American Medical News
By — Posted July 15, 2013
A new Florida law aimed at improving the legal climate for physicians already is the subject of litigation by plaintiffs’ attorneys.
The statute, which went into effect July 1, allows doctors and defense attorneys to speak with other treating physicians about a patient’s treatment during the fact-finding period of a potential lawsuit. Another provision of the law requires expert witnesses who testify in medical liability cases to practice in the same specialty as defendant doctors. Previously, experts needed only to practice in a similar specialty.
Hours after the law took effect, trial attorneys filed five constitutional challenges in state and federal courts.
The Florida Medical Assn., which advocated for the law, is not surprised by the lawsuits and plans to aggressively defend the legislation in court, said Jeff Scott, FMA general counsel.
“We will certainly do whatever we can to make sure this law survives whatever the trial bar throws at it,” he said in an email.
The Florida Justice Assn., which spearheaded the lawsuits, said the statute violates state privacy rights and the federal Health Insurance Portability and Accountability Act. Contact between defense attorneys and nonparty physicians — without the patient or the patient’s attorney present — will lead to illegal medical history disclosures, the association said in a statement.
“When no one is present to protect the victim, sensitive medical information may be disclosed, no matter how irrelevant, personal or embarrassing it may be to the patient,” said Debra Henley, executive director of the Florida Justice Assn. “What is worse is that the attorney can do whatever he or she wants to with that sensitive information.”

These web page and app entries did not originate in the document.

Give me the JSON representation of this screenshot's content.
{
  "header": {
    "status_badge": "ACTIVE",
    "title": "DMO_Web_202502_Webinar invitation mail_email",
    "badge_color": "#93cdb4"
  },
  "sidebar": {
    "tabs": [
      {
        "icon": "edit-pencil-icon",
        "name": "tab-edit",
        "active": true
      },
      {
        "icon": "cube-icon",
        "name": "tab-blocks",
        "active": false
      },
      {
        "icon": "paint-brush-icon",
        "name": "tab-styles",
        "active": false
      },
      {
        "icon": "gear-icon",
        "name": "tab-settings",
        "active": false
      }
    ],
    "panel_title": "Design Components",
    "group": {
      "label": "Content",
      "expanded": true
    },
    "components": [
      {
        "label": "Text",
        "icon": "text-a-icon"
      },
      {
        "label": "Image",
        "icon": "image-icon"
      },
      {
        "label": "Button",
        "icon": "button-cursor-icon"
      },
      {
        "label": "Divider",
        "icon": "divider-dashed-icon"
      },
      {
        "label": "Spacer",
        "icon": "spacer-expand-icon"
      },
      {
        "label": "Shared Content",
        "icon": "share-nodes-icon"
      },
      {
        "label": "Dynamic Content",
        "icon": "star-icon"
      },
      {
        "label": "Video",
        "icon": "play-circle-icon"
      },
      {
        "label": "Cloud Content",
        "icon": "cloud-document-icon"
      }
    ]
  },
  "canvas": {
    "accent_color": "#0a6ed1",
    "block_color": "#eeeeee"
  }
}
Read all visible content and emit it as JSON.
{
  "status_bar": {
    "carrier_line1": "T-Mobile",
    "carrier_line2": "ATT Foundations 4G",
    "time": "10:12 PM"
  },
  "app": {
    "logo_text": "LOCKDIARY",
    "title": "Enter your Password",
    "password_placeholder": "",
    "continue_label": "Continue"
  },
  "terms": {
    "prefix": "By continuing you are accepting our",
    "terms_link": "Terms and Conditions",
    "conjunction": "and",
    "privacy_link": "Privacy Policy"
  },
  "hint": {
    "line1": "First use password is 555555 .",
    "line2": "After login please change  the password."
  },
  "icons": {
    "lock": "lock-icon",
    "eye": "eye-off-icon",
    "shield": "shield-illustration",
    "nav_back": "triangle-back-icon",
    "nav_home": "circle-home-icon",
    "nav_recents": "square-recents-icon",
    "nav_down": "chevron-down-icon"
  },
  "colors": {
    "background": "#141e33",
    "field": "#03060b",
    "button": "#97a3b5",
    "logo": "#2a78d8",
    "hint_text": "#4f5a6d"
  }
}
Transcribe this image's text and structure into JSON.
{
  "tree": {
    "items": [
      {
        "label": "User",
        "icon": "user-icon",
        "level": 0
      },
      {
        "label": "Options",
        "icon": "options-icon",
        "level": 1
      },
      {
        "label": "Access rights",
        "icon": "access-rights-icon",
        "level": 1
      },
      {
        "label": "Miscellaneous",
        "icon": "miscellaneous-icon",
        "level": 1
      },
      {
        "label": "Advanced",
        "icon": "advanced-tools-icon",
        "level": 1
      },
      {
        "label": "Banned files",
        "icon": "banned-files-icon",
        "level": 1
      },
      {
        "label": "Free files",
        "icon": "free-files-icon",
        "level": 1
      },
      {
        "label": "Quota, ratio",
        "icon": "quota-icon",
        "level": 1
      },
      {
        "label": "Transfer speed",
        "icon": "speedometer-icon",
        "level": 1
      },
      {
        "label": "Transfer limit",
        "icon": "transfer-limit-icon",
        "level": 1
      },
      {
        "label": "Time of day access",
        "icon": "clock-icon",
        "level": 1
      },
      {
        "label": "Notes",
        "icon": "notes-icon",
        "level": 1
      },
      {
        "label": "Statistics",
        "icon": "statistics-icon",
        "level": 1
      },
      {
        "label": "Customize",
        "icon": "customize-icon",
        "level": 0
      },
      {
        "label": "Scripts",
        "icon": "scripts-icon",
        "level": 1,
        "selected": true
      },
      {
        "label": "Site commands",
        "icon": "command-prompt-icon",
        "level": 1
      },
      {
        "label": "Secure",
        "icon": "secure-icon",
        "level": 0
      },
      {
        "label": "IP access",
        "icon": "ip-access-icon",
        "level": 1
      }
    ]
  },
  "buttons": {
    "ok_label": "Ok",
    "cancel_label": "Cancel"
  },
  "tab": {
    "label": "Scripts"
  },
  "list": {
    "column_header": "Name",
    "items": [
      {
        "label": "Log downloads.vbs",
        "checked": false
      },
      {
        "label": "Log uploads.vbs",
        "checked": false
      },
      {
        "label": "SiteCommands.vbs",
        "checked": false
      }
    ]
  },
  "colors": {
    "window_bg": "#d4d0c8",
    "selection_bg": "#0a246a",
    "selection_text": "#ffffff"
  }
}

At this article’s deadline, the Florida attorney general’s office had not returned messages seeking comment.
So far in 2013, courts have shown support for tort reforms.
In June, a federal judge upheld Mississippi’s $500,000 noneconomic damages cap in medical liability cases. The ruling affirmed the reduction of a $5.5 million court award against a medical center in a wrongful death case.
In May, Georgia Gov. Nathan Deal signed a law that prevents health law reform metrics from being used as evidence in liability cases. Georgia’s law states that payer guidelines and quality criteria under federal law shall not establish a legal basis for negligence or a standard of care for the purposes of determining medical liability.
The Florida law is the result of two decades of lobbying efforts by physicians to enact stronger legal protections for doctors, Scott said. The American Medical Association in April wrote a letter to lawmakers in support of the legislation.
Before the new law, Scott said plaintiffs’ attorneys had unfettered access to a patient’s treating physicians during the informal discovery process, while medical liability defense attorneys were prohibited from contacting them.
“The treating physician is often the key witness in a malpractice case,” Scott said. “What our legislation does is level the playing field and provide crucial access” to defense attorneys.
The law will have a chilling effect on the free flow of information between physicians and patients, said Kenneth J. Sobel, a plaintiffs’ attorney who filed one of the lawsuits against the legislation. Patients will be less likely to disclose personal information to treating physicians if they know such details could be released during a potential lawsuit against another doctor, he said.
“Federal law holds the patient privacy protection afforded by HIPAA to be paramount to any state law that contravenes” keeping patient communications private, he said. “We’re not saying that the information can’t be discovered. We’re saying the method of discovering can’t be sneaky, off-the-record conversations with physicians.”